Rasmussen’s daily tracking poll has good news for Republicans, and two of the Republican candidates.  The ongoing daily survey of 500 likely voters shows Barack Obama’s job approval at 44/54, the lowest since the end of December in this series, and both Mitt Romney and Rick Santorum have leads in head-to-head matchups:

Looking at Tuesday’s upcoming primaries, the GOP race in Alabama is essentially a three-way tie, while Mitt Romney leads by eight in Mississippi.   Nationally, Romney now leads Rick Santorum by 12 points.  Regardless of who they want to win, 80% of Republican Primary Voters nationwide believe Romney will be the party’s nominee.

With the perception growing that he will be the GOP nominee, Romney leads President Obama by five points in a hypothetical 2012 matchup. Today’s numbers show Romney at 48%, Obama at 43%. That’s Romney’s largest lead since December.
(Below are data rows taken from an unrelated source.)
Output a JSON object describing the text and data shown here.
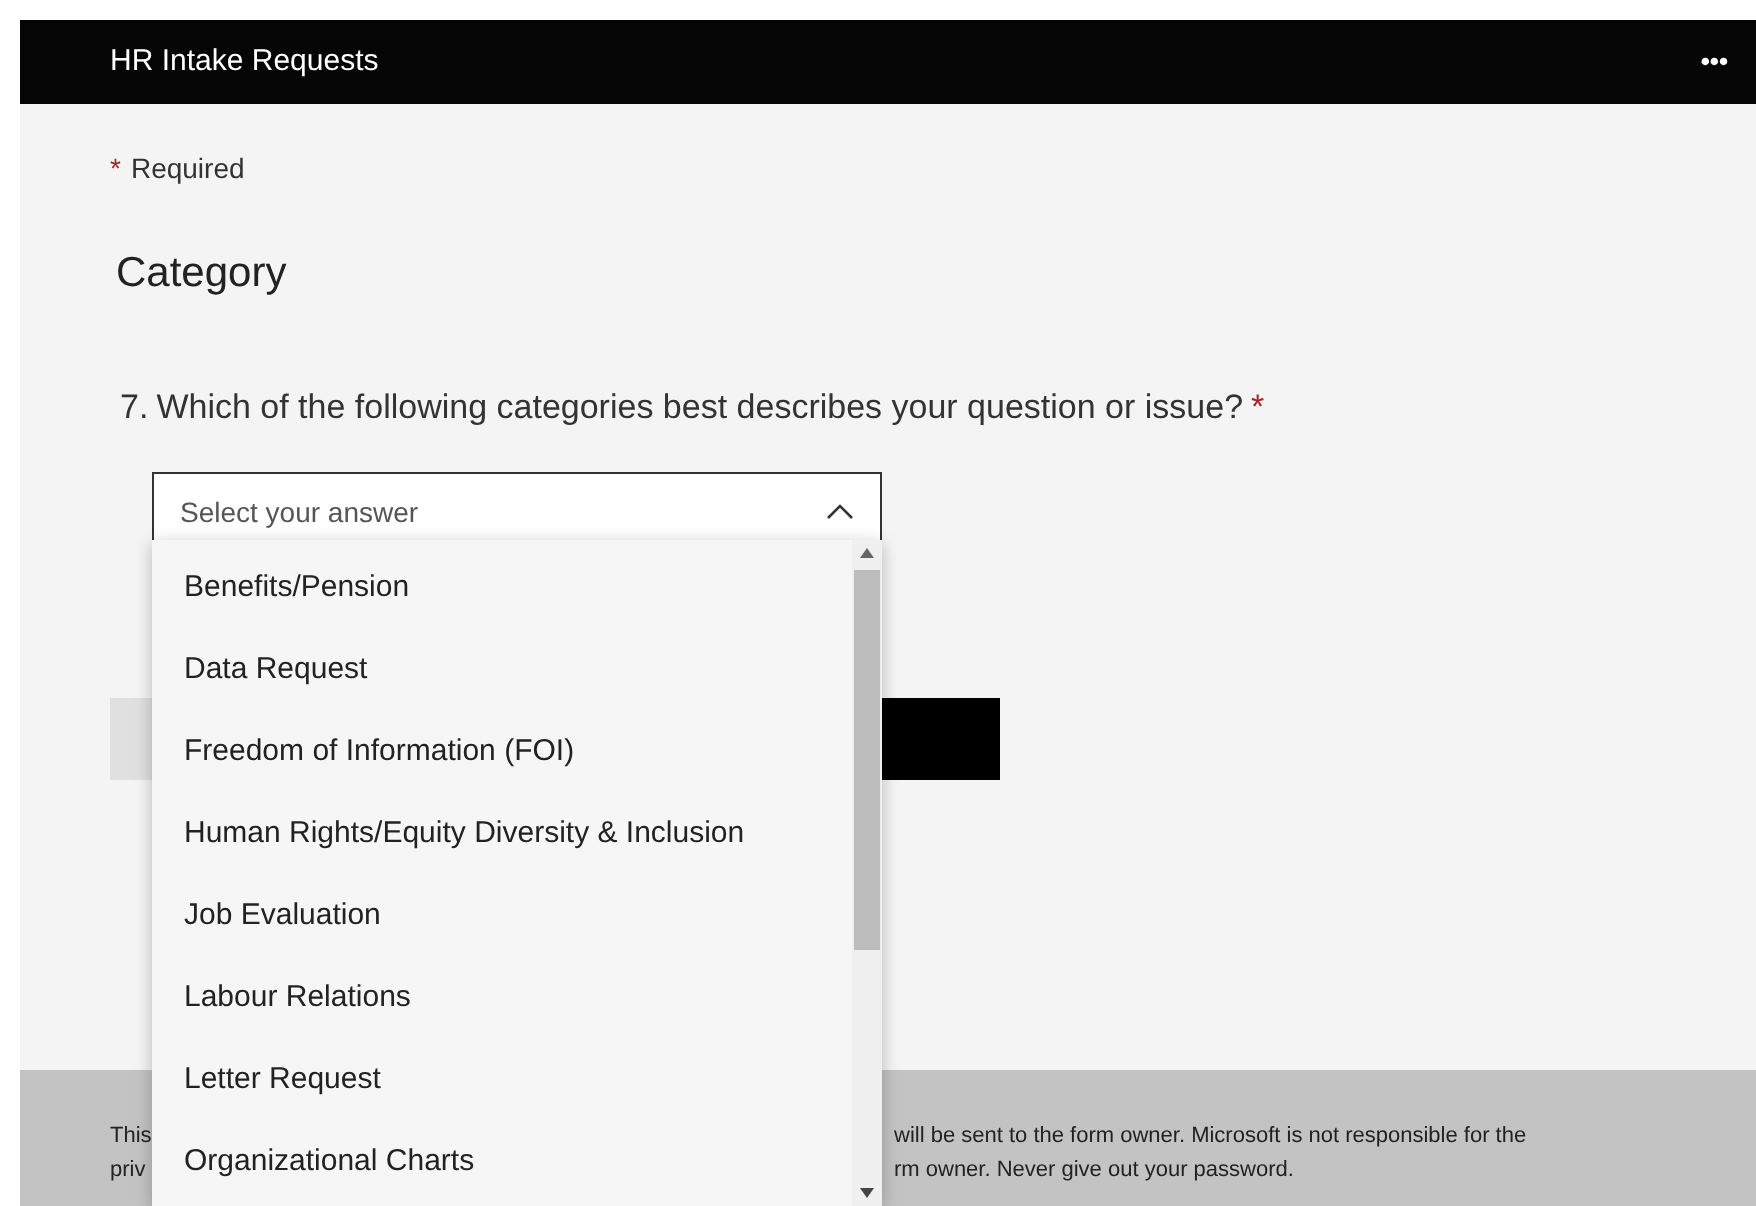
{
  "window": {
    "title": "HR Intake Requests",
    "menu": "•••"
  },
  "required_note": {
    "mark": "*",
    "text": "Required"
  },
  "section": {
    "title": "Category"
  },
  "question": {
    "number": "7.",
    "text": "Which of the following categories best describes your question or issue?",
    "required_mark": "*"
  },
  "dropdown": {
    "placeholder": "Select your answer",
    "expanded": true,
    "options": [
      {
        "label": "Benefits/Pension",
        "selected": false
      },
      {
        "label": "Data Request",
        "selected": false
      },
      {
        "label": "Freedom of Information (FOI)",
        "selected": false
      },
      {
        "label": "Human Rights/Equity Diversity & Inclusion",
        "selected": false
      },
      {
        "label": "Job Evaluation",
        "selected": false
      },
      {
        "label": "Labour Relations",
        "selected": false
      },
      {
        "label": "Letter Request",
        "selected": false
      },
      {
        "label": "Organizational Charts",
        "selected": false
      }
    ]
  },
  "footer": {
    "line_1_start": "This",
    "line_1_end": "will be sent to the form owner. Microsoft is not responsible for the",
    "line_2_start": "priv",
    "line_2_end": "rm owner. Never give out your password."
  }
}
Matchup results are updated daily at 9:30 a.m. Eastern (sign up for free daily e-mail update).

If Santorum is the Republican nominee, he is up by one point over the president, 46% to 45%. This is the second time since polling began in 2011 that Santorum has had a slight lead over Obama. Romney is the only other candidate to lead the president more than one time in the polls. See tracking history   for Obama vs. all four Republican candidates.

Obama still beats Newt Gingrich by eight points (48/40) and Ron Paul by two (43/41), but Obama’s position has eroded against three of the four Republicans over the last few weeks.  A month ago, Obama led Romney by 10, 50/40, and Romney’s 48% today is his strongest in the series.  Against Santorum, Obama led by eight at the same time (49/41), and Santorum’s 46% is also his best in the series.  Three weeks ago against Gingrich, Obama led 51/37, but Gingrich hasn’t come close to his peak in the series of 48% at the beginning of January.  Two weeks ago Paul hit 43% for his best showing and eclipsed Obama by two, but that has been the only lead he has had in head-to-head matchups.

As I’ve noted on several occasions, these kind of matchups are apples-to-oranges comparisons, as Democrats are already united behind Obama as a nominee.  The internal divisions of a primary will handicap each Republican in the matchup, and yet Obama can’t stay above either Romney or Santorum, and now has dropped behind Romney farther than the MOE.  When Republicans finally unite behind a candidate, this suggests that Obama will find himself even more at a disadvantage, and that the election still continues to be a referendum on his performance.